→ PROMPT
Every line below containing the word "category" should be found and copied.

(Items from a data source)
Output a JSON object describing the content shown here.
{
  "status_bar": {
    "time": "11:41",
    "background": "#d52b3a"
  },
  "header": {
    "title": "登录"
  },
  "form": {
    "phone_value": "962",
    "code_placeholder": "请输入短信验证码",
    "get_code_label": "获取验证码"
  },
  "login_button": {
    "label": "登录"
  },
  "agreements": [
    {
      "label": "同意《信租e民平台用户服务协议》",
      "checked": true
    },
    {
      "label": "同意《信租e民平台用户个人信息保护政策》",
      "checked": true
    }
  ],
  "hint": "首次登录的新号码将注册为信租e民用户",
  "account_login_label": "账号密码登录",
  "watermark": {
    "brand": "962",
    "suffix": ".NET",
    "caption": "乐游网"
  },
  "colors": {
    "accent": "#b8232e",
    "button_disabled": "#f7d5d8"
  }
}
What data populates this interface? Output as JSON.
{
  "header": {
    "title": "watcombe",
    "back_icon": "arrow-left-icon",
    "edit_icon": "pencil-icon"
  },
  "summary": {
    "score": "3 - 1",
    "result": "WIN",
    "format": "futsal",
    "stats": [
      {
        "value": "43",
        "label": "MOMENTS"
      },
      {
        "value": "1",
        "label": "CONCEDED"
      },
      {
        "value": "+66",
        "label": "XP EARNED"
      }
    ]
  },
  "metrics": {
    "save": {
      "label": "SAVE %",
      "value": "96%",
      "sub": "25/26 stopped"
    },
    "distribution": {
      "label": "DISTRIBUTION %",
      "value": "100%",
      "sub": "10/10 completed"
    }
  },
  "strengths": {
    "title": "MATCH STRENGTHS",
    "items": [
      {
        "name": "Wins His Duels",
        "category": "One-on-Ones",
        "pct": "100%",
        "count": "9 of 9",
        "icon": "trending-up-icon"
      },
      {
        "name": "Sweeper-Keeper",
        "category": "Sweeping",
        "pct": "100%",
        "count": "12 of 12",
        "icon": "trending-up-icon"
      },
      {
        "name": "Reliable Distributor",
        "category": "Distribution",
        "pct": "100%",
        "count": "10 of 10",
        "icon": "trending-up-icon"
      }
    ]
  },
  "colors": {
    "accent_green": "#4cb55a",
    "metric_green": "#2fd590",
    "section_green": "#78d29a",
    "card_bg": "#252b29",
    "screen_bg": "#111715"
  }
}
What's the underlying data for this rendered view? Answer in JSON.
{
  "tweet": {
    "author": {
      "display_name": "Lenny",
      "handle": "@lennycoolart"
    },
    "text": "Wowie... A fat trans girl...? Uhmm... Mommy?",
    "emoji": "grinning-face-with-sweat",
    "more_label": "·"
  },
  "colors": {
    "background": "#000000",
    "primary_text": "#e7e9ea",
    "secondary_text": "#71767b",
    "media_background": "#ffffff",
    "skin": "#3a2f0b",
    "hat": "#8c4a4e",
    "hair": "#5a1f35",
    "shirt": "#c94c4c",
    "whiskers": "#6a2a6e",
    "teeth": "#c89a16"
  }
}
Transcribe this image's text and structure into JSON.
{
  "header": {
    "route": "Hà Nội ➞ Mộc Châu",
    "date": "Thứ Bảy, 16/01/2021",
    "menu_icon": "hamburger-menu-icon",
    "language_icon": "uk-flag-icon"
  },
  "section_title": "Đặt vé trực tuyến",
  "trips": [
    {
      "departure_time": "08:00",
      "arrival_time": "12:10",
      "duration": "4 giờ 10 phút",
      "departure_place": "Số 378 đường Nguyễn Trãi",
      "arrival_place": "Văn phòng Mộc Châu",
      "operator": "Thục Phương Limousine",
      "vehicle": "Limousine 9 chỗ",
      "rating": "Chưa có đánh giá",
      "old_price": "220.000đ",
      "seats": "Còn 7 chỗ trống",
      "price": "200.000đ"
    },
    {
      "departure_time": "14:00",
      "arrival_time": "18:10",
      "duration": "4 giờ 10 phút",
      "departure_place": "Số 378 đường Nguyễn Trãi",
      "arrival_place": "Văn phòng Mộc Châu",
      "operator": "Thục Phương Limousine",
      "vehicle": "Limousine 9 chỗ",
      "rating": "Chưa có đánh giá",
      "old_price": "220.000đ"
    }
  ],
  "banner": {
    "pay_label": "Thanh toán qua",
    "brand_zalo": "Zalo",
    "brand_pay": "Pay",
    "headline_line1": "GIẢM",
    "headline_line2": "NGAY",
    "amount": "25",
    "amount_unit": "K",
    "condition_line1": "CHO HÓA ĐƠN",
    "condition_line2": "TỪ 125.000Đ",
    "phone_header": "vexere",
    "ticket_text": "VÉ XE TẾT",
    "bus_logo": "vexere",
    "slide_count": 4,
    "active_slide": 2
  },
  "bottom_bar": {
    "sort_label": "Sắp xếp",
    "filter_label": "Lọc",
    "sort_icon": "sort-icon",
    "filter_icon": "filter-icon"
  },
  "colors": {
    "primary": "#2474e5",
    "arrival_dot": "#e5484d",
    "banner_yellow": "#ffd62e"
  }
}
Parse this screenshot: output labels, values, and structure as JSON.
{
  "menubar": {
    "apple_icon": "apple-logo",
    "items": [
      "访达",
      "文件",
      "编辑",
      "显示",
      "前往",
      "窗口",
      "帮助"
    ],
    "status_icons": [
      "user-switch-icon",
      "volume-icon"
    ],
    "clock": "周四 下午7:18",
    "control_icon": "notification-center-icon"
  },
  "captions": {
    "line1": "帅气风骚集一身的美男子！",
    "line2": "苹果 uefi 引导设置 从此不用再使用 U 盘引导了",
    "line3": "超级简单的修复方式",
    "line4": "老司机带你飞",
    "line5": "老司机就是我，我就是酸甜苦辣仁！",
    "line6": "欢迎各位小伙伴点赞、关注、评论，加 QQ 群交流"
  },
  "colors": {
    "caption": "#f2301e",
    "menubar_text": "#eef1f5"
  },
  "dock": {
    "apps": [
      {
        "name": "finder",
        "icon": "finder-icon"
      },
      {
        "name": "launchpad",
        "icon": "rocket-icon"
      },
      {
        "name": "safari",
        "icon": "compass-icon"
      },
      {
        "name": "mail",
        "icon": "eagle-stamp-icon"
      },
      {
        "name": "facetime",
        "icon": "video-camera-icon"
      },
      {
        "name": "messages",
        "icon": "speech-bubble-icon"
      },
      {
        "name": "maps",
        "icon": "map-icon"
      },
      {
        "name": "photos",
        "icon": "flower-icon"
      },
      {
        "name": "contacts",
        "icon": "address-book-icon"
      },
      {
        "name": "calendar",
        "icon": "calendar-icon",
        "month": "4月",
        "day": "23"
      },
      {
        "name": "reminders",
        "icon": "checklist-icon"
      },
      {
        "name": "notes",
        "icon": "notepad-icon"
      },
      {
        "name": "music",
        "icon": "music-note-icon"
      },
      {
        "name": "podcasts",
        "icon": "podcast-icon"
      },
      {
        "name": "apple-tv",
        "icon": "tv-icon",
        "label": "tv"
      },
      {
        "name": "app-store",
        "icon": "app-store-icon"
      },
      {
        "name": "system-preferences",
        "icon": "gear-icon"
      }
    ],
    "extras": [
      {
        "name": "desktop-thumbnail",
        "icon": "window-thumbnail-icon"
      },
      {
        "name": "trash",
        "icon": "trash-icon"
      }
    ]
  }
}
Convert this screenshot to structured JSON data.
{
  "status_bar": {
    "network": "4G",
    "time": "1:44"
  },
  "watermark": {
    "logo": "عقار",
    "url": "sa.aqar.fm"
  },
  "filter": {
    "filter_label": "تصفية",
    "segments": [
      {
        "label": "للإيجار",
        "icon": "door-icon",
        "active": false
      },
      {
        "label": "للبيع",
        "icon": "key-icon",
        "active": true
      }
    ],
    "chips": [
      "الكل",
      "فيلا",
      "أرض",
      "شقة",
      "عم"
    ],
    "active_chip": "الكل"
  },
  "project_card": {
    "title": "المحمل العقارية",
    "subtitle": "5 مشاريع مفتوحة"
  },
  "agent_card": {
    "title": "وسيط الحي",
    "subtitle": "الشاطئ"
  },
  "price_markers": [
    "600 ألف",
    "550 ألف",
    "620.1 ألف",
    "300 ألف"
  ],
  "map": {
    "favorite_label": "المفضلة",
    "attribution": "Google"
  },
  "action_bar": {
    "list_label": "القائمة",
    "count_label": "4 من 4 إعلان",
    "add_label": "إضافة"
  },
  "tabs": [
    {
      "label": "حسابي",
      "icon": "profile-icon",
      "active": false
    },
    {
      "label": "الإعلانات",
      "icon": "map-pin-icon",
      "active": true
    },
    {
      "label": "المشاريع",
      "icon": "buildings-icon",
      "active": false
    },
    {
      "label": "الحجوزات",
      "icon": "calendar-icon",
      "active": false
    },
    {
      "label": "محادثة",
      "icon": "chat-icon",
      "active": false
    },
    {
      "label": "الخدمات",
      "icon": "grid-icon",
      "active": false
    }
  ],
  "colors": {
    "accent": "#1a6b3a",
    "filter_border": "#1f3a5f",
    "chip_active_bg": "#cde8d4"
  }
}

→ SOLUTION
        "category": "One-on-Ones",
        "category": "Sweeping",
        "category": "Distribution",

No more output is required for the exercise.